Both Erie County Court Judge Susan Eagan and the relatives spoke in no uncertain terms about the white supremacist views that led Payton Gendron to deliberately target a grocery store frequented by Black community members in an attack that he plotted for months beforehand.
"There is no place for you or your ignorant, hateful, and evil ideologies in a civilized society," Eagan told Gendron. "There can be no mercy for you, no understanding, no second chances. The damage you have caused is too great, and the people you have hurt are too valuable to this community. You will never see the light of day as a free man ever again."

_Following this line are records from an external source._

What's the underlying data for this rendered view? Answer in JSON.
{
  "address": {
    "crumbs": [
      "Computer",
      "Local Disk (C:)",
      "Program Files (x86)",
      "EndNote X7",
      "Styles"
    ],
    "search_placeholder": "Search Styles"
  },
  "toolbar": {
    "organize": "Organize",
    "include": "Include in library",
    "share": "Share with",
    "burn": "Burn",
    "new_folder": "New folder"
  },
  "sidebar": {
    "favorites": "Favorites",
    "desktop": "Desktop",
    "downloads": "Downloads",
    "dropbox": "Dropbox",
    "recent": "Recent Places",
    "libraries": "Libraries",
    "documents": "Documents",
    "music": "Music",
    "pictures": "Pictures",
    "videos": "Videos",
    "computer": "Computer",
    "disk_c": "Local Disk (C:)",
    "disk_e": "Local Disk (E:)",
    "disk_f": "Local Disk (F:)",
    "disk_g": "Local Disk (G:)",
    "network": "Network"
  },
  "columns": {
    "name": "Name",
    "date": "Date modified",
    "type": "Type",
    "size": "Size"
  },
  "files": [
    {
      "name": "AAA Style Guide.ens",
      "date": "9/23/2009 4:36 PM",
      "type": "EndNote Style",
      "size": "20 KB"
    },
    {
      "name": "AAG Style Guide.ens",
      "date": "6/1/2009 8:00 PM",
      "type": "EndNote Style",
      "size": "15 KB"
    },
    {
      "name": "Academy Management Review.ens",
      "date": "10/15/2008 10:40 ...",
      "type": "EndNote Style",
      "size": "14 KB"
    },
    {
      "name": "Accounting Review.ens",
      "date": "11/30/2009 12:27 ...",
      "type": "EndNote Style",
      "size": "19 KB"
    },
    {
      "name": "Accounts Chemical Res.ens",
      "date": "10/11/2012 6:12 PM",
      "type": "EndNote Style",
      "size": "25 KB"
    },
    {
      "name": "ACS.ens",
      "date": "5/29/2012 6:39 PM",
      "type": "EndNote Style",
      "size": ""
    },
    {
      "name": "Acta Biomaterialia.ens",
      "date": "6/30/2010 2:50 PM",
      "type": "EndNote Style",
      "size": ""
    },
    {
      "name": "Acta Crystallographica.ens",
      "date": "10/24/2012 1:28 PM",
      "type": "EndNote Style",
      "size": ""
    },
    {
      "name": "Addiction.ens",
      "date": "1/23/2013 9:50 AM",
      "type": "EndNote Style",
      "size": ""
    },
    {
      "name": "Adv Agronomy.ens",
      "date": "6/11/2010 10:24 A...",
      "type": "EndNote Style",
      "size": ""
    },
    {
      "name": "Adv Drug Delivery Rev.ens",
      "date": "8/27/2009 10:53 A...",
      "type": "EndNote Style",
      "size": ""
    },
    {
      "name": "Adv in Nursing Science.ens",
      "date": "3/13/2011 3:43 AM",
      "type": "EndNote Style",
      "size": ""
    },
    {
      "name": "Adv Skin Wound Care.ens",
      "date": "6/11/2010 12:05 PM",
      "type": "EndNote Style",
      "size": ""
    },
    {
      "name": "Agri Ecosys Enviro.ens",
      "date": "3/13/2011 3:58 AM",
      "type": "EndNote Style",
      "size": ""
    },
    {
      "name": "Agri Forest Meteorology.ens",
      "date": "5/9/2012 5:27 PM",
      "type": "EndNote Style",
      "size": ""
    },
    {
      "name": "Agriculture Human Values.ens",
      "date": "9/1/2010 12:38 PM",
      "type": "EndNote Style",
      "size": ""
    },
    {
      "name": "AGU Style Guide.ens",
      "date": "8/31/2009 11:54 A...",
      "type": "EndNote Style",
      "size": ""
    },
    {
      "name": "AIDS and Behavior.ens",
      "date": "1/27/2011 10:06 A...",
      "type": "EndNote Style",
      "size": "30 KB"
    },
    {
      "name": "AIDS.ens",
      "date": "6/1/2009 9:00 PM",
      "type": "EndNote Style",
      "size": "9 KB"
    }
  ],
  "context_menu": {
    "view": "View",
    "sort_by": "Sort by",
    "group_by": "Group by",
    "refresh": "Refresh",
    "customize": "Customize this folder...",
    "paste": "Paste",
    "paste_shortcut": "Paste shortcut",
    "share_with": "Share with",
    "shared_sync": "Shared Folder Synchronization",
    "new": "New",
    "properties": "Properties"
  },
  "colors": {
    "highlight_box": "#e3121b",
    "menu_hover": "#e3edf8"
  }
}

"You are a cowardly racist. You recorded the last moments of our loved ones' lives to garner support for your hateful cause, but you immortalized them instead."
All 10 of the people Gendron killed in the massacre, which he livestreamed, were Black. Prior to the shooting, he professed a belief in so-called "replacement theory," the false notion that white Americans are being intentionally "replaced" by people of color.
"You are a cowardly racist," said Simone Crawley, whose grandmother, Ruth Whitfield, was killed in the shooting. "You recorded the last moments of our loved ones' lives to garner support for your hateful cause, but you immortalized them instead."
Crawley added that Gendron was the only person who directly carried out the attack, but rejected the label of "lone wolf," saying he is "part of a larger organized network of domestic terrorists."
"And to that network, we say we, as a people, are unbreakable," she said.
Gendron spoke briefly at the hearing, saying he is "very sorry" for carrying out the mass shooting and does not want similar racist attacks to take place.
"I shot and killed people because they were Black. Looking back now, I can't believe I actually did," he said. "I know I can't take it back, but I wish I could, and I don't want anyone to be inspired by me and what I did."
Gendron was not flagged by New York's "red flag law," which ostensibly allows law enforcement agents to remove firearms from the possession of people deemed a threat to themselves or others. In 2021, he underwent a psychiatric evaluation after threatening to commit a murder-suicide.
One spectator on Wednesday began screaming at Gendron as he spoke, and earlier in the hearing, a person was restrained after attempting to lunge at him.
The New York Timesreported that people assembled in the courtroom were heard "sobbing loudly into their hands" and that court security officers as well as a defense attorney representing Gendron became visibly emotional.
Gendron earlier pleaded guilty to 10 counts of first-degree murder and one count of domestic terrorism motivated by hate.
Federal hate crimes and weapons violation charges, some of which could carry a death penalty sentence, are pending.
This content originally appeared on Common Dreams and was authored by Julia Conley.